People with a learning disability and autistic people experience health inequalities and are more likely to die avoidable deaths. This situation must change. In this session, we will explore causes of premature mortality in these groups using evidence and new data from the 'Learning from Lives and Deaths' (LeDeR) programme, a national mortality review for people with intellectual disability which has recently expanded to include deaths of autistic adults. The LeDeR coproduction (expert by experience) team will contribute to this and offer personal perspectives on health inequities. They will highlight their experience of developing interventions to reduce premature mortality and what more needs to be done.
The second part of the session will focus on local and national service responses to address avoidable deaths, focusing on how mental health services can most effectively play a part. We will take a lifespan approach and discuss opportunities for early intervention in improving physical health of children and young people with neurodevelopmental conditions. Finally, a novel mechanism for stratifying people with a learning disability by risk of premature mortality (the Dynamic Support Tool – Physical Health) will be presented with data on its impact and strategies for wider implementation. The session will include discussion time.
By the end of this session you will:
Understand the concept of avoidable mortality and the causes of avoidable deaths in people with a learning disability and autistic people.
Appreciate the impact of health inequalities on people with a learning disability and how coproduction can be used to reduce avoidable mortality.
Recognise the role of mental health services in reducing avoidable mortality in vulnerable groups, including the use of national policy levers and local evidence-based initiatives.
Chair: Rory Sheehan, East London NHS Foundation Trust, United Kingdom
Andre Strydom, King's College London, United Kingdom

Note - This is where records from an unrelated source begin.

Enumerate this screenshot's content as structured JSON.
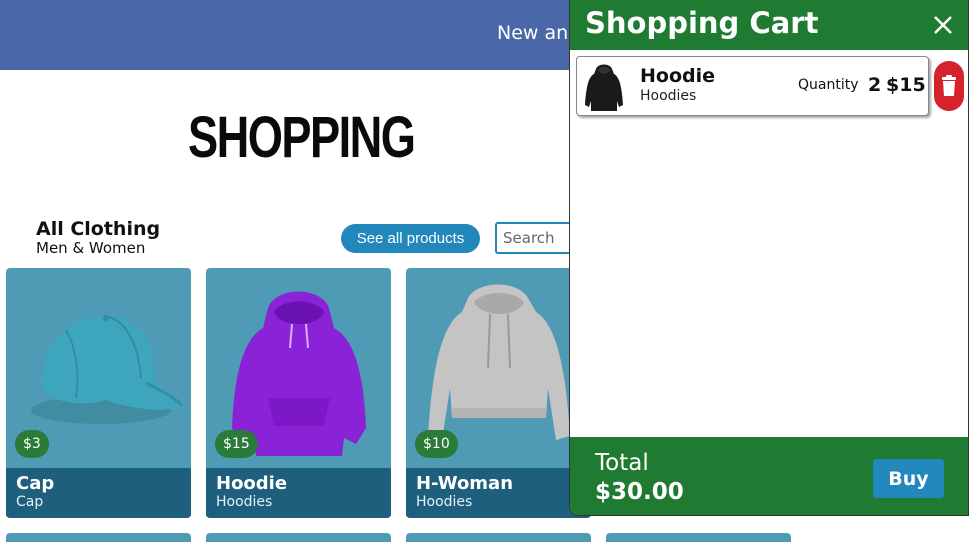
{
  "banner": {
    "text": "New and"
  },
  "page": {
    "title": "SHOPPING"
  },
  "section": {
    "title": "All Clothing",
    "subtitle": "Men & Women"
  },
  "toolbar": {
    "see_all_label": "See all products",
    "search_placeholder": "Search"
  },
  "products": [
    {
      "name": "Cap",
      "category": "Cap",
      "price": "$3",
      "image": "cap-icon",
      "color": "#3d9bb0"
    },
    {
      "name": "Hoodie",
      "category": "Hoodies",
      "price": "$15",
      "image": "hoodie-icon",
      "color": "#8a22d8"
    },
    {
      "name": "H-Woman",
      "category": "Hoodies",
      "price": "$10",
      "image": "crop-hoodie-icon",
      "color": "#bdbdbd"
    }
  ],
  "cart": {
    "title": "Shopping Cart",
    "close_icon": "close-icon",
    "items": [
      {
        "name": "Hoodie",
        "category": "Hoodies",
        "quantity_label": "Quantity",
        "quantity": "2",
        "price": "$15",
        "image": "black-hoodie-icon"
      }
    ],
    "total_label": "Total",
    "total_value": "$30.00",
    "buy_label": "Buy"
  },
  "colors": {
    "banner": "#4a67a8",
    "cart_header": "#1f7a32",
    "accent": "#2288bb",
    "card": "#4f9bb5",
    "card_caption": "#1f5f7e",
    "price_badge": "#2a7a3a",
    "delete": "#d6222a"
  }
}
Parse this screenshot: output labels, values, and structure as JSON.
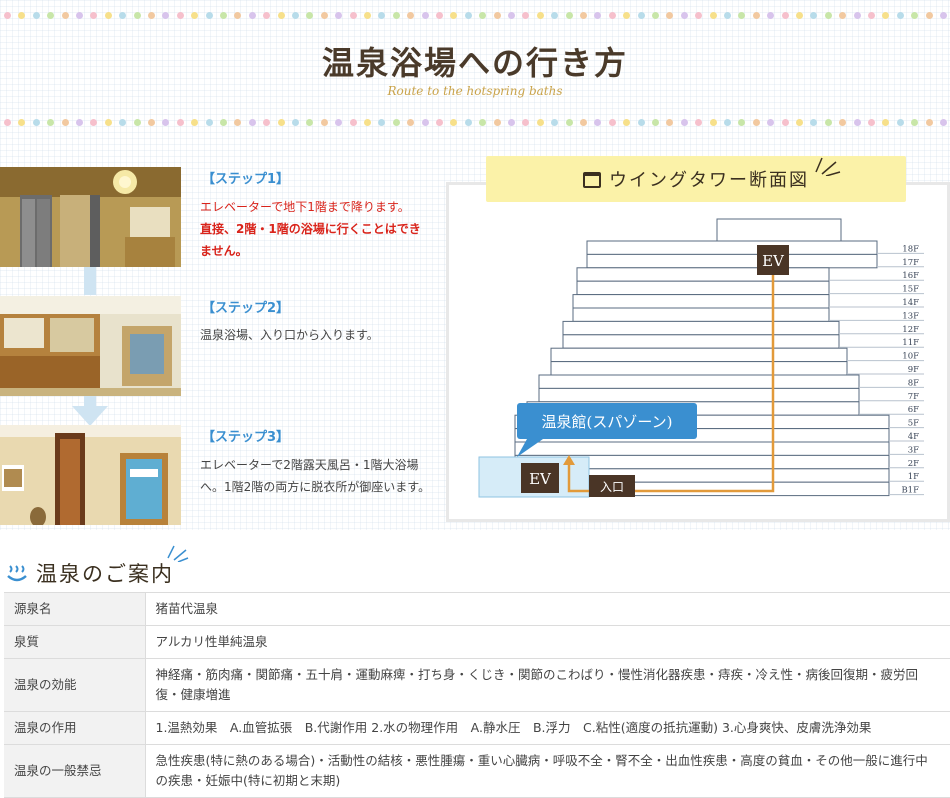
{
  "header": {
    "title": "温泉浴場への行き方",
    "subtitle": "Route to the hotspring baths"
  },
  "steps": [
    {
      "label": "【ステップ1】",
      "text_red": "エレベーターで地下1階まで降ります。",
      "text_red_bold": "直接、2階・1階の浴場に行くことはできません。"
    },
    {
      "label": "【ステップ2】",
      "text": "温泉浴場、入り口から入ります。"
    },
    {
      "label": "【ステップ3】",
      "text": "エレベーターで2階露天風呂・1階大浴場へ。1階2階の両方に脱衣所が御座います。"
    }
  ],
  "diagram": {
    "title": "ウイングタワー断面図",
    "floors": [
      "18F",
      "17F",
      "16F",
      "15F",
      "14F",
      "13F",
      "12F",
      "11F",
      "10F",
      "9F",
      "8F",
      "7F",
      "6F",
      "5F",
      "4F",
      "3F",
      "2F",
      "1F",
      "B1F"
    ],
    "ev_top_label": "EV",
    "ev_bottom_label": "EV",
    "entrance_label": "入口",
    "callout": "温泉館(スパゾーン)",
    "route_color": "#e29a3a",
    "callout_color": "#3a8fd0"
  },
  "info": {
    "heading": "温泉のご案内",
    "rows": [
      {
        "label": "源泉名",
        "value": "猪苗代温泉"
      },
      {
        "label": "泉質",
        "value": "アルカリ性単純温泉"
      },
      {
        "label": "温泉の効能",
        "value": "神経痛・筋肉痛・関節痛・五十肩・運動麻痺・打ち身・くじき・関節のこわばり・慢性消化器疾患・痔疾・冷え性・病後回復期・疲労回復・健康増進"
      },
      {
        "label": "温泉の作用",
        "value": "1.温熱効果　A.血管拡張　B.代謝作用 2.水の物理作用　A.静水圧　B.浮力　C.粘性(適度の抵抗運動) 3.心身爽快、皮膚洗浄効果"
      },
      {
        "label": "温泉の一般禁忌",
        "value": "急性疾患(特に熱のある場合)・活動性の結核・悪性腫瘍・重い心臓病・呼吸不全・腎不全・出血性疾患・高度の貧血・その他一般に進行中の疾患・妊娠中(特に初期と末期)"
      }
    ]
  }
}
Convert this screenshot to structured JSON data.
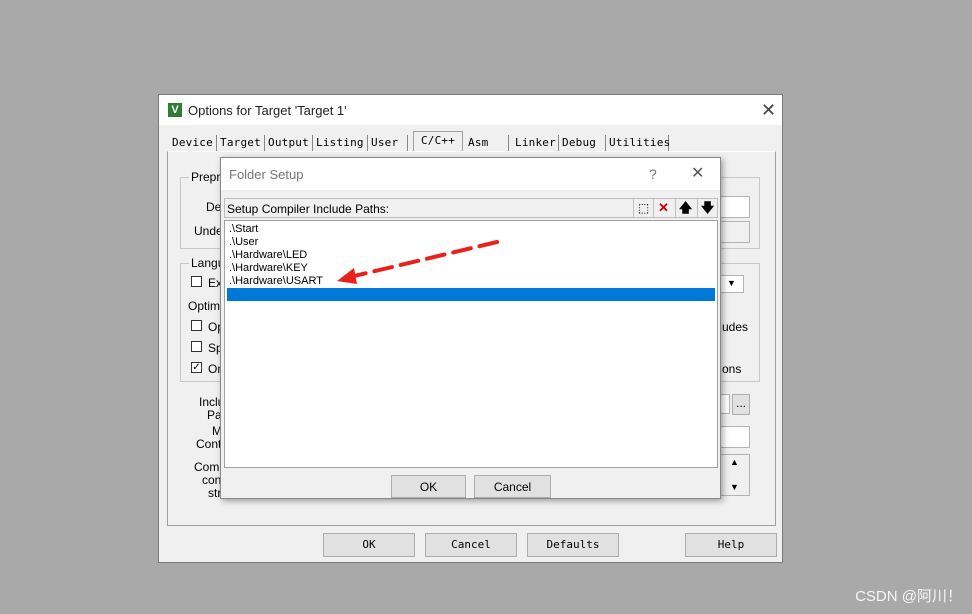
{
  "main_window": {
    "title": "Options for Target 'Target 1'",
    "close_glyph": "✕",
    "logo_glyph": "V",
    "tabs": [
      {
        "label": "Device"
      },
      {
        "label": "Target"
      },
      {
        "label": "Output"
      },
      {
        "label": "Listing"
      },
      {
        "label": "User"
      },
      {
        "label": "C/C++"
      },
      {
        "label": "Asm"
      },
      {
        "label": "Linker"
      },
      {
        "label": "Debug"
      },
      {
        "label": "Utilities"
      }
    ],
    "active_tab": "C/C++",
    "preprocessor_group_label": "Prepro",
    "define_label": "Def",
    "undefine_label": "Undef",
    "language_group_label": "Langu",
    "execute_label": "Ex",
    "optimization_label": "Optimiz",
    "opt1_label": "Op",
    "opt2_label": "Sp",
    "opt3_label": "On",
    "includes_label_right": "udes",
    "ons_label_right": "ons",
    "include_label_1": "Inclu",
    "include_label_2": "Pat",
    "misc_label_1": "M",
    "misc_label_2": "Contr",
    "compiler_label_1": "Comp",
    "compiler_label_2": "cont",
    "compiler_label_3": "stri",
    "browse_label": "...",
    "scroll_up_glyph": "▲",
    "scroll_down_glyph": "▼",
    "buttons": {
      "ok": "OK",
      "cancel": "Cancel",
      "defaults": "Defaults",
      "help": "Help"
    }
  },
  "folder_setup": {
    "title": "Folder Setup",
    "help_glyph": "?",
    "close_glyph": "✕",
    "header_label": "Setup Compiler Include Paths:",
    "toolbar": {
      "new_glyph": "⬚",
      "delete_glyph": "✕",
      "up_glyph": "🡅",
      "down_glyph": "🡇"
    },
    "paths": [
      ".\\Start",
      ".\\User",
      ".\\Hardware\\LED",
      ".\\Hardware\\KEY",
      ".\\Hardware\\USART",
      ""
    ],
    "selected_index": 5,
    "buttons": {
      "ok": "OK",
      "cancel": "Cancel"
    }
  },
  "annotation": {
    "arrow_color": "#e8221b"
  },
  "watermark": "CSDN @阿川！",
  "colors": {
    "selection": "#0078d7",
    "background": "#a9a9a9"
  }
}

Anne Worrall-Davies, NHS England, Leeds, United Kingdom
Sujeet Jaydeokar, Cheshire and Wirral Partnership NHS Foundation Trust, Chester, United Kingdom
Rachel Snow-Miller, NHS LeDeR programme